“He was like, ‘Really? You want to do that?’ I was like, ‘Yes! Yes!’” Schaffer explains. “That’s the thing with Seinfeld stories, the real ones are always the best ones. You can almost always tell, ‘Oh, that really happened to you,’ when people would pitch stories. There’s a nuance to reality sometimes that is just perfect. We could have sat in a room for a billion years and we never would have made up Festivus. It’s crazy and hilarious and just so funny and so disturbing. It’s awesome, we gotta put it on television.The airing of grievances, however, was an entirely accurate portrayal of the original Festivus. “Airing your grievances was a large portion of the original and it was done into a tape recorder,” O’Keefe explains. “I think my father did occasionally refer to it as airing your grievances.

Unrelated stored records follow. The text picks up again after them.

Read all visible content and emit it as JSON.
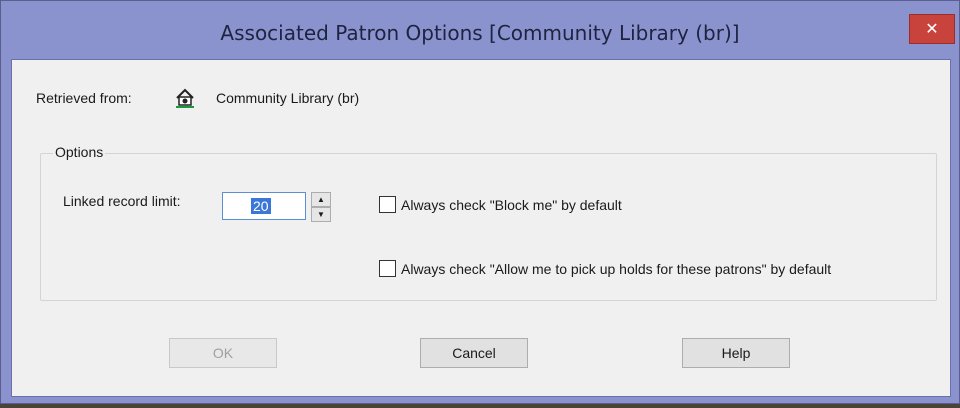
{
  "window": {
    "title": "Associated Patron Options [Community Library  (br)]",
    "close_label": "✕"
  },
  "retrieved": {
    "label": "Retrieved from:",
    "icon": "library-home-icon",
    "value": "Community Library  (br)"
  },
  "options": {
    "group_label": "Options",
    "limit_label": "Linked record limit:",
    "limit_value": "20",
    "checkboxes": [
      {
        "label": "Always check \"Block me\" by default",
        "checked": false
      },
      {
        "label": "Always check \"Allow me to pick up holds for these patrons\" by default",
        "checked": false
      }
    ]
  },
  "buttons": {
    "ok": "OK",
    "cancel": "Cancel",
    "help": "Help"
  },
  "colors": {
    "titlebar": "#8b93cf",
    "close": "#c8433b",
    "client": "#f0f0f0",
    "selection": "#3b77d8"
  }
}
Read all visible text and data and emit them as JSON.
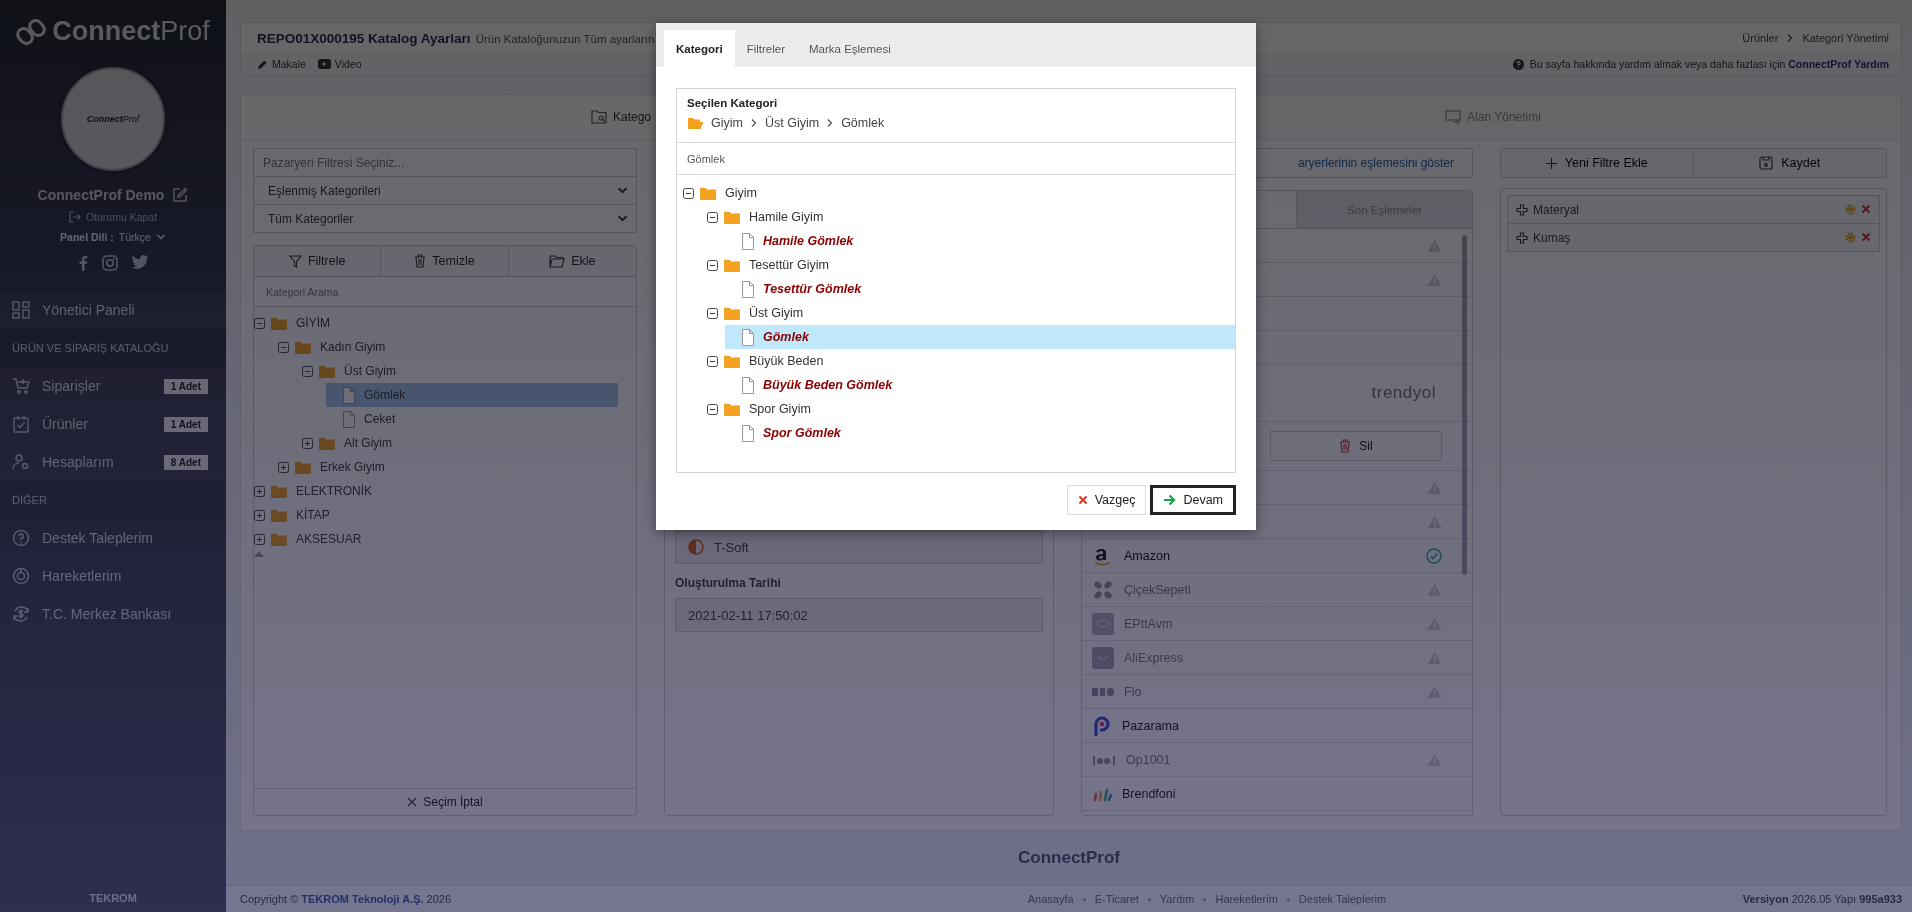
{
  "sidebar": {
    "brand": {
      "main": "Connect",
      "accent": "Prof"
    },
    "avatar_logo": {
      "main": "Connect",
      "accent": "Prof"
    },
    "user_name": "ConnectProf Demo",
    "logout": "Oturumu Kapat",
    "language_label": "Panel Dili :",
    "language": "Türkçe",
    "nav": [
      {
        "kind": "item",
        "label": "Yönetici Paneli"
      },
      {
        "kind": "section",
        "label": "ÜRÜN VE SİPARİŞ KATALOĞU"
      },
      {
        "kind": "item",
        "label": "Siparişler",
        "badge": "1 Adet"
      },
      {
        "kind": "item",
        "label": "Ürünler",
        "badge": "1 Adet"
      },
      {
        "kind": "item",
        "label": "Hesaplarım",
        "badge": "8 Adet"
      },
      {
        "kind": "section",
        "label": "DİĞER"
      },
      {
        "kind": "item",
        "label": "Destek Taleplerim"
      },
      {
        "kind": "item",
        "label": "Hareketlerim"
      },
      {
        "kind": "item",
        "label": "T.C. Merkez Bankası"
      }
    ],
    "footer": "TEKROM"
  },
  "header": {
    "title": "REPO01X000195 Katalog Ayarları",
    "subtitle": "Ürün Kataloğunuzun Tüm ayarların",
    "breadcrumb": [
      "Ürünler",
      "Kategori Yönetimi"
    ],
    "links": [
      "Makale",
      "Video"
    ],
    "help": "Bu sayfa hakkında yardım almak veya daha fazlası için **ConnectProf Yardım**"
  },
  "main_tabs": [
    {
      "label": "Katego",
      "selected": true
    },
    {
      "label": "Alan Yönetimi",
      "selected": false
    }
  ],
  "left": {
    "marketplace_placeholder": "Pazaryeri Filtresi Seçiniz...",
    "selects": [
      "Eşlenmiş Kategorileri",
      "Tüm Kategoriler"
    ],
    "toolbar": [
      "Filtrele",
      "Temizle",
      "Ekle"
    ],
    "search_placeholder": "Kategori Arama",
    "tree": [
      {
        "kind": "folder",
        "label": "GİYİM",
        "expanded": true,
        "selected": false,
        "children": [
          {
            "kind": "folder",
            "label": "Kadın Giyim",
            "expanded": true,
            "selected": false,
            "children": [
              {
                "kind": "folder",
                "label": "Üst Giyim",
                "expanded": true,
                "selected": false,
                "children": [
                  {
                    "kind": "file",
                    "label": "Gömlek",
                    "selected": true,
                    "highlighted": false
                  },
                  {
                    "kind": "file",
                    "label": "Ceket",
                    "selected": false,
                    "highlighted": false
                  }
                ]
              },
              {
                "kind": "folder",
                "label": "Alt Giyim",
                "expanded": false,
                "selected": false
              }
            ]
          },
          {
            "kind": "folder",
            "label": "Erkek Giyim",
            "expanded": false,
            "selected": false
          }
        ]
      },
      {
        "kind": "folder",
        "label": "ELEKTRONİK",
        "expanded": false,
        "selected": false
      },
      {
        "kind": "folder",
        "label": "KİTAP",
        "expanded": false,
        "selected": false
      },
      {
        "kind": "folder",
        "label": "AKSESUAR",
        "expanded": false,
        "selected": false
      }
    ],
    "cancel": "Seçim İptal"
  },
  "middle": {
    "source": "T-Soft",
    "date_label": "Oluşturulma Tarihi",
    "date": "2021-02-11 17:50:02"
  },
  "matching": {
    "link": "aryerlerinin eşlemesini göster",
    "tab": {
      "label": "Son Eşlemeler",
      "selected": false
    },
    "top_rows": [
      {
        "warning": true
      },
      {
        "warning": true
      }
    ],
    "brand_logo": "trendyol",
    "delete": "Sil",
    "markets": [
      {
        "warning": true
      },
      {
        "warning": true
      },
      {
        "name": "Amazon",
        "warning": false,
        "verified": true,
        "enabled": true
      },
      {
        "name": "ÇiçekSepeti",
        "warning": true,
        "enabled": false
      },
      {
        "name": "EPttAvm",
        "warning": true,
        "enabled": false
      },
      {
        "name": "AliExpress",
        "warning": true,
        "enabled": false
      },
      {
        "name": "Flo",
        "warning": true,
        "enabled": false
      },
      {
        "name": "Pazarama",
        "warning": false,
        "verified": false,
        "enabled": true
      },
      {
        "name": "Op1001",
        "warning": true,
        "enabled": false
      },
      {
        "name": "Brendfoni",
        "warning": false,
        "verified": false,
        "enabled": true
      }
    ]
  },
  "right": {
    "buttons": [
      "Yeni Filtre Ekle",
      "Kaydet"
    ],
    "filters": [
      "Materyal",
      "Kumaş"
    ]
  },
  "footer": {
    "brand": "ConnectProf",
    "copyright": "Copyright © **TEKROM Teknoloji A.Ş.** 2026",
    "links": [
      "Anasayfa",
      "E-Ticaret",
      "Yardım",
      "Hareketlerim",
      "Destek Taleplerim"
    ],
    "version": "**Versiyon** 2026.05 Yapı **995a933**"
  },
  "modal": {
    "tabs": [
      {
        "label": "Kategori",
        "selected": true
      },
      {
        "label": "Filtreler",
        "selected": false
      },
      {
        "label": "Marka Eşlemesi",
        "selected": false
      }
    ],
    "selected_label": "Seçilen Kategori",
    "path": [
      "Giyim",
      "Üst Giyim",
      "Gömlek"
    ],
    "search": "Gömlek",
    "tree": [
      {
        "kind": "folder",
        "label": "Giyim",
        "expanded": true,
        "selected": false,
        "children": [
          {
            "kind": "folder",
            "label": "Hamile Giyim",
            "expanded": true,
            "selected": false,
            "children": [
              {
                "kind": "file",
                "label": "Hamile Gömlek",
                "selected": false,
                "highlighted": true
              }
            ]
          },
          {
            "kind": "folder",
            "label": "Tesettür Giyim",
            "expanded": true,
            "selected": false,
            "children": [
              {
                "kind": "file",
                "label": "Tesettür Gömlek",
                "selected": false,
                "highlighted": true
              }
            ]
          },
          {
            "kind": "folder",
            "label": "Üst Giyim",
            "expanded": true,
            "selected": false,
            "children": [
              {
                "kind": "file",
                "label": "Gömlek",
                "selected": true,
                "highlighted": true
              }
            ]
          },
          {
            "kind": "folder",
            "label": "Büyük Beden",
            "expanded": true,
            "selected": false,
            "children": [
              {
                "kind": "file",
                "label": "Büyük Beden Gömlek",
                "selected": false,
                "highlighted": true
              }
            ]
          },
          {
            "kind": "folder",
            "label": "Spor Giyim",
            "expanded": true,
            "selected": false,
            "children": [
              {
                "kind": "file",
                "label": "Spor Gömlek",
                "selected": false,
                "highlighted": true
              }
            ]
          }
        ]
      }
    ],
    "buttons": [
      {
        "kind": "cancel",
        "label": "Vazgeç",
        "focused": false
      },
      {
        "kind": "continue",
        "label": "Devam",
        "focused": true
      }
    ]
  }
}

So that was real, and being made to sing into a tape recorder. Songs we learned in school. Those tapes exist and are held in a secure location.”

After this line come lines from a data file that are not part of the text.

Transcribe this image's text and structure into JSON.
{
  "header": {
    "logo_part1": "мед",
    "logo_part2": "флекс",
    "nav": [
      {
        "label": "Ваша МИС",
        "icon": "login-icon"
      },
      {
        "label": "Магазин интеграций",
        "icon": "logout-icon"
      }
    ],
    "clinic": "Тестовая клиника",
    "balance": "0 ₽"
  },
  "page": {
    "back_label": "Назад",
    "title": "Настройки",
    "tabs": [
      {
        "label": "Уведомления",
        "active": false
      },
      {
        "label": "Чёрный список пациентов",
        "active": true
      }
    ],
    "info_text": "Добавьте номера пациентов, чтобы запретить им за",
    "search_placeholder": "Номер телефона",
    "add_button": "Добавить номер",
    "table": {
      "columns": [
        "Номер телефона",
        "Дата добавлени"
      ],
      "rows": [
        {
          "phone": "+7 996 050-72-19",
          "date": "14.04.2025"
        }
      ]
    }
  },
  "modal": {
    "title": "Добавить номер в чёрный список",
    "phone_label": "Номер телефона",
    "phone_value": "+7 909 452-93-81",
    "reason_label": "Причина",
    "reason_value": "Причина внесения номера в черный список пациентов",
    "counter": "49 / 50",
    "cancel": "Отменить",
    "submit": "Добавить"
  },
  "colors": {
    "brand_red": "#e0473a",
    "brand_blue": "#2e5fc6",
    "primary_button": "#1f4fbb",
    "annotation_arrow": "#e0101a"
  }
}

Last edited by Francisco Scaramonga; 12-26-2016 at 07:22 PM.
I find your belief system fascinating
The funniest scene to me that still makes me die laughing to this day is when George thinks he bought Jon Voight's car and after the realization that it is a John Voight Jerry deadpans, "sure. and sometimes I spell my name with an "I"" as he can't contain his Schadenfreude laughter.
Most of the stuff on the show actually happened to the writers. It's the main reason they replaced them every season. They'd use up all their best stories and then move on.
Kramer: Well, I got gonnorhea.
Elaine: That seems about right.
Kramer: That's what they gave me.
George: They? The government?
Football .. OC .. Basketball .. Baseball .. Other Sports .. RC Didn't Offer .. Gamboool
Varsity .. Hole in the Wall .. PCL .. Einstein's .. Nasty's .. GM Steakhouse .. NSAA .. Classics
Bada Bing .. Bernard .. Nerdz .. Can you help me with this? .. Shagslist .. Cloak Room .. Bellmont